PM Cameron announced plans to strip suspected Islamist militants of passports temporarily, to combat the threat posed by radicalized Britons returning from Syria and Iraq. Deborah Lutterbeck reports.

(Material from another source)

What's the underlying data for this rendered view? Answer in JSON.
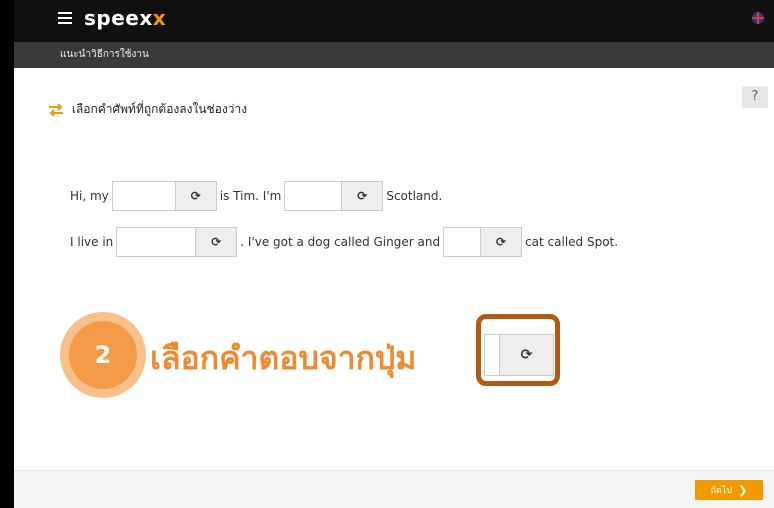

Scenes from the front lines in Syria. Amateur video which can not be independently verified by Reuters shows rebel forces engaged in fierce fighting in suburban Damascus. Forces opposed to Syrian President Bashar al-Assad range from the western supported Free Syrian army to the Islamic State. An IS video released last month, purporting to show a man with a London accent man beheading a U.S. journalist, is now raising concerns that Britons fighting in the region could return and launch attacks on British soil. On Monday Prime Minister David Cameron announced plans to strip suspected Islamist militants of their passports temporarily, to combat the threat posed by radicalized Britons returning from Syria and Iraq.' (SOUNDBITE) (English) BRITISH PRIME MINISTER, DAVID CAMERON, SAYING: "It is abhorrent that people that declare their allegiance elsewhere are able to return to the United Kingdom and pose a threat to our national security. He also announced plans to expand police powers to address security concerns. (SOUNDBITE) (English) BRITISH PRIME MINISTER, DAVID CAMERON, SAYING: "The Home Secretary already has the discretion to issue, revoke and refuse passports under the royal prerogative if there is reason to believe that people are planning to take part in terrorist related activity. But when police suspect a traveler at the border, they are currently not able to apply for the royal prerogative and so only have limited stop and search powers. So we will introduce specific and targeted legislation to fill this gap" Officials estimate at least 500 Britons have traveled to Syria or Iraq. London's police believes some 250 have since returned.